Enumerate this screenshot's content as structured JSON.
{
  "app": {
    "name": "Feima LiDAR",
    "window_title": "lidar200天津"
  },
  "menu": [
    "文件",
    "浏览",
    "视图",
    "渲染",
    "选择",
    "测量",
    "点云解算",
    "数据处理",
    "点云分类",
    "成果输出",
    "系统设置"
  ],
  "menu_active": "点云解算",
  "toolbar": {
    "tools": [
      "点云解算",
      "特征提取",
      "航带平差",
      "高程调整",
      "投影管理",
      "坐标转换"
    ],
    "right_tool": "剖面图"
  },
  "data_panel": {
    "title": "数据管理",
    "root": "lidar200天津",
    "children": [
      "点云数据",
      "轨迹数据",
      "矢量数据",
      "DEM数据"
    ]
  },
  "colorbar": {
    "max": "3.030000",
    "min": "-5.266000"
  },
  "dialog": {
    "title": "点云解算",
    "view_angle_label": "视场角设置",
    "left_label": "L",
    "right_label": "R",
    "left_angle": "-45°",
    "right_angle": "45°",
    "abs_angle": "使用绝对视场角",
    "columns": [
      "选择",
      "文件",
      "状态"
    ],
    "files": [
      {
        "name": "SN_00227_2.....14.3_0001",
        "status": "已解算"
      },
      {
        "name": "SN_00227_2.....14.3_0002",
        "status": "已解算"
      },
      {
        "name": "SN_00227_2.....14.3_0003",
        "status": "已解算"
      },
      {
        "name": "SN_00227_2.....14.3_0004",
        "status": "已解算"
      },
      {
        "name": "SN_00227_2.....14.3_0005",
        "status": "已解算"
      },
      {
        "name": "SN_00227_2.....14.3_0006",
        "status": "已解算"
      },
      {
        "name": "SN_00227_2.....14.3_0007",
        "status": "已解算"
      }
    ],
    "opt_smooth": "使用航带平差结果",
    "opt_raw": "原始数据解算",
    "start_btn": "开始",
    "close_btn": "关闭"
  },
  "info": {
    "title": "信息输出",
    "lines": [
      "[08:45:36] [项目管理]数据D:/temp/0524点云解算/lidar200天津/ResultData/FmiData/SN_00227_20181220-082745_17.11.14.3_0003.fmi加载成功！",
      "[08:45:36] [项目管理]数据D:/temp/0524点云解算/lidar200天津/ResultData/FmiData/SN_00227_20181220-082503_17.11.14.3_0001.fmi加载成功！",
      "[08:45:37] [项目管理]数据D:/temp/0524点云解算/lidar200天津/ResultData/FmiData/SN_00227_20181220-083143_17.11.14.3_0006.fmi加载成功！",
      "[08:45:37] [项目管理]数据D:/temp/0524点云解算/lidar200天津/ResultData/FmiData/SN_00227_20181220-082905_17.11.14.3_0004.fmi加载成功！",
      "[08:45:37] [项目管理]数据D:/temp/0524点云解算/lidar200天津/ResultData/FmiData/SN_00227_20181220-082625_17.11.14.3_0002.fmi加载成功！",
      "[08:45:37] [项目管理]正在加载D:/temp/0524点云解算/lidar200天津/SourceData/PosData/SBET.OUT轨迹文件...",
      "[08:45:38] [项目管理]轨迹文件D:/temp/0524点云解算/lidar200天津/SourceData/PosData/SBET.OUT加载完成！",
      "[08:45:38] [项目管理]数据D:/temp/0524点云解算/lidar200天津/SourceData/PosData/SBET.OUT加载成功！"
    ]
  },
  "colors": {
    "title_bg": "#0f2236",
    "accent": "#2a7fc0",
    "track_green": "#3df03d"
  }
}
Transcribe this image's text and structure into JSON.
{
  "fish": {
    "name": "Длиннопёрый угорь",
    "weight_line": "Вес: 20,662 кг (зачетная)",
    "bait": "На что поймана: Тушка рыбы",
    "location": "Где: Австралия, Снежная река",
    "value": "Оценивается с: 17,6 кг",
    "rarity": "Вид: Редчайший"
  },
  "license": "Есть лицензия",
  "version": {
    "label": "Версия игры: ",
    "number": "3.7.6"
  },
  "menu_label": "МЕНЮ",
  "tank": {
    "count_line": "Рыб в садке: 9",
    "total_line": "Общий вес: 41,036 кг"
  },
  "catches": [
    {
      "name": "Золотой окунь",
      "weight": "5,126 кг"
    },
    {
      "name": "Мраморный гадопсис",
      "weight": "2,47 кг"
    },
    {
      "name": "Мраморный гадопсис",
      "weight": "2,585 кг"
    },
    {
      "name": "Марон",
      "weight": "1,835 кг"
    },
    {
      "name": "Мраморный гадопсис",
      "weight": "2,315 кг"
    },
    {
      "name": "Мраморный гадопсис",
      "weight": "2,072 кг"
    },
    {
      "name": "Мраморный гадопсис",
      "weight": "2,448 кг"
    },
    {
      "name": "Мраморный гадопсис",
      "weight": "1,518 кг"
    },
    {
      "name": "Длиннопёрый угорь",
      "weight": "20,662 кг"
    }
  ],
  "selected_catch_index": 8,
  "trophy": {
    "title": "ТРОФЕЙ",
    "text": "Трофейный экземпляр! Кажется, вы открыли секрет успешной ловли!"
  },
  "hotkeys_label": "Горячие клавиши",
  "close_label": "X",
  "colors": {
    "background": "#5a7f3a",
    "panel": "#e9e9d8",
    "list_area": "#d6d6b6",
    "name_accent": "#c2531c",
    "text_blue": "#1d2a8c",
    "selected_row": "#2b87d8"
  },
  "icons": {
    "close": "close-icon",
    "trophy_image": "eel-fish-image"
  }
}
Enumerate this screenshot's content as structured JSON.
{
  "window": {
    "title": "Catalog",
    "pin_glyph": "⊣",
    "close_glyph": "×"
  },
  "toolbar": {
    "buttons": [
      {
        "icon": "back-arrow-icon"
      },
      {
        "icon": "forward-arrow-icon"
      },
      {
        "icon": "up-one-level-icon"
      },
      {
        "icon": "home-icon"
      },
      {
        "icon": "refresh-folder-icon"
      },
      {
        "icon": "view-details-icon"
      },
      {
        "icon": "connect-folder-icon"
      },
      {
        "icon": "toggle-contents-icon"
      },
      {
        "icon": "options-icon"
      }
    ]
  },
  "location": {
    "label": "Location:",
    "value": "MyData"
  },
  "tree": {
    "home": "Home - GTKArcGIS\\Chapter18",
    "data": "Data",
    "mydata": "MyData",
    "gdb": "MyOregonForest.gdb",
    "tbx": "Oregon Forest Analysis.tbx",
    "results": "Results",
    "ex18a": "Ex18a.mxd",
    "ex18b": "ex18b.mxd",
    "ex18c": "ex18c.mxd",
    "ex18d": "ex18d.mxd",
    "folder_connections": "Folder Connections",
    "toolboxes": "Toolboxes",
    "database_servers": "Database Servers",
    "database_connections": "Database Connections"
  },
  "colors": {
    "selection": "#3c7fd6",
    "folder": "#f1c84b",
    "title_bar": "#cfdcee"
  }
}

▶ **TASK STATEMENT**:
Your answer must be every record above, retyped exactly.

▶ **SOLVED PROBLEM**:
Enumerate this screenshot's content as structured JSON.
{
  "app": {
    "name": "Feima LiDAR",
    "window_title": "lidar200天津"
  },
  "menu": [
    "文件",
    "浏览",
    "视图",
    "渲染",
    "选择",
    "测量",
    "点云解算",
    "数据处理",
    "点云分类",
    "成果输出",
    "系统设置"
  ],
  "menu_active": "点云解算",
  "toolbar": {
    "tools": [
      "点云解算",
      "特征提取",
      "航带平差",
      "高程调整",
      "投影管理",
      "坐标转换"
    ],
    "right_tool": "剖面图"
  },
  "data_panel": {
    "title": "数据管理",
    "root": "lidar200天津",
    "children": [
      "点云数据",
      "轨迹数据",
      "矢量数据",
      "DEM数据"
    ]
  },
  "colorbar": {
    "max": "3.030000",
    "min": "-5.266000"
  },
  "dialog": {
    "title": "点云解算",
    "view_angle_label": "视场角设置",
    "left_label": "L",
    "right_label": "R",
    "left_angle": "-45°",
    "right_angle": "45°",
    "abs_angle": "使用绝对视场角",
    "columns": [
      "选择",
      "文件",
      "状态"
    ],
    "files": [
      {
        "name": "SN_00227_2.....14.3_0001",
        "status": "已解算"
      },
      {
        "name": "SN_00227_2.....14.3_0002",
        "status": "已解算"
      },
      {
        "name": "SN_00227_2.....14.3_0003",
        "status": "已解算"
      },
      {
        "name": "SN_00227_2.....14.3_0004",
        "status": "已解算"
      },
      {
        "name": "SN_00227_2.....14.3_0005",
        "status": "已解算"
      },
      {
        "name": "SN_00227_2.....14.3_0006",
        "status": "已解算"
      },
      {
        "name": "SN_00227_2.....14.3_0007",
        "status": "已解算"
      }
    ],
    "opt_smooth": "使用航带平差结果",
    "opt_raw": "原始数据解算",
    "start_btn": "开始",
    "close_btn": "关闭"
  },
  "info": {
    "title": "信息输出",
    "lines": [
      "[08:45:36] [项目管理]数据D:/temp/0524点云解算/lidar200天津/ResultData/FmiData/SN_00227_20181220-082745_17.11.14.3_0003.fmi加载成功！",
      "[08:45:36] [项目管理]数据D:/temp/0524点云解算/lidar200天津/ResultData/FmiData/SN_00227_20181220-082503_17.11.14.3_0001.fmi加载成功！",
      "[08:45:37] [项目管理]数据D:/temp/0524点云解算/lidar200天津/ResultData/FmiData/SN_00227_20181220-083143_17.11.14.3_0006.fmi加载成功！",
      "[08:45:37] [项目管理]数据D:/temp/0524点云解算/lidar200天津/ResultData/FmiData/SN_00227_20181220-082905_17.11.14.3_0004.fmi加载成功！",
      "[08:45:37] [项目管理]数据D:/temp/0524点云解算/lidar200天津/ResultData/FmiData/SN_00227_20181220-082625_17.11.14.3_0002.fmi加载成功！",
      "[08:45:37] [项目管理]正在加载D:/temp/0524点云解算/lidar200天津/SourceData/PosData/SBET.OUT轨迹文件...",
      "[08:45:38] [项目管理]轨迹文件D:/temp/0524点云解算/lidar200天津/SourceData/PosData/SBET.OUT加载完成！",
      "[08:45:38] [项目管理]数据D:/temp/0524点云解算/lidar200天津/SourceData/PosData/SBET.OUT加载成功！"
    ]
  },
  "colors": {
    "title_bg": "#0f2236",
    "accent": "#2a7fc0",
    "track_green": "#3df03d"
  }
}
Transcribe this image's text and structure into JSON.
{
  "fish": {
    "name": "Длиннопёрый угорь",
    "weight_line": "Вес: 20,662 кг (зачетная)",
    "bait": "На что поймана: Тушка рыбы",
    "location": "Где: Австралия, Снежная река",
    "value": "Оценивается с: 17,6 кг",
    "rarity": "Вид: Редчайший"
  },
  "license": "Есть лицензия",
  "version": {
    "label": "Версия игры: ",
    "number": "3.7.6"
  },
  "menu_label": "МЕНЮ",
  "tank": {
    "count_line": "Рыб в садке: 9",
    "total_line": "Общий вес: 41,036 кг"
  },
  "catches": [
    {
      "name": "Золотой окунь",
      "weight": "5,126 кг"
    },
    {
      "name": "Мраморный гадопсис",
      "weight": "2,47 кг"
    },
    {
      "name": "Мраморный гадопсис",
      "weight": "2,585 кг"
    },
    {
      "name": "Марон",
      "weight": "1,835 кг"
    },
    {
      "name": "Мраморный гадопсис",
      "weight": "2,315 кг"
    },
    {
      "name": "Мраморный гадопсис",
      "weight": "2,072 кг"
    },
    {
      "name": "Мраморный гадопсис",
      "weight": "2,448 кг"
    },
    {
      "name": "Мраморный гадопсис",
      "weight": "1,518 кг"
    },
    {
      "name": "Длиннопёрый угорь",
      "weight": "20,662 кг"
    }
  ],
  "selected_catch_index": 8,
  "trophy": {
    "title": "ТРОФЕЙ",
    "text": "Трофейный экземпляр! Кажется, вы открыли секрет успешной ловли!"
  },
  "hotkeys_label": "Горячие клавиши",
  "close_label": "X",
  "colors": {
    "background": "#5a7f3a",
    "panel": "#e9e9d8",
    "list_area": "#d6d6b6",
    "name_accent": "#c2531c",
    "text_blue": "#1d2a8c",
    "selected_row": "#2b87d8"
  },
  "icons": {
    "close": "close-icon",
    "trophy_image": "eel-fish-image"
  }
}
Enumerate this screenshot's content as structured JSON.
{
  "window": {
    "title": "Catalog",
    "pin_glyph": "⊣",
    "close_glyph": "×"
  },
  "toolbar": {
    "buttons": [
      {
        "icon": "back-arrow-icon"
      },
      {
        "icon": "forward-arrow-icon"
      },
      {
        "icon": "up-one-level-icon"
      },
      {
        "icon": "home-icon"
      },
      {
        "icon": "refresh-folder-icon"
      },
      {
        "icon": "view-details-icon"
      },
      {
        "icon": "connect-folder-icon"
      },
      {
        "icon": "toggle-contents-icon"
      },
      {
        "icon": "options-icon"
      }
    ]
  },
  "location": {
    "label": "Location:",
    "value": "MyData"
  },
  "tree": {
    "home": "Home - GTKArcGIS\\Chapter18",
    "data": "Data",
    "mydata": "MyData",
    "gdb": "MyOregonForest.gdb",
    "tbx": "Oregon Forest Analysis.tbx",
    "results": "Results",
    "ex18a": "Ex18a.mxd",
    "ex18b": "ex18b.mxd",
    "ex18c": "ex18c.mxd",
    "ex18d": "ex18d.mxd",
    "folder_connections": "Folder Connections",
    "toolboxes": "Toolboxes",
    "database_servers": "Database Servers",
    "database_connections": "Database Connections"
  },
  "colors": {
    "selection": "#3c7fd6",
    "folder": "#f1c84b",
    "title_bar": "#cfdcee"
  }
}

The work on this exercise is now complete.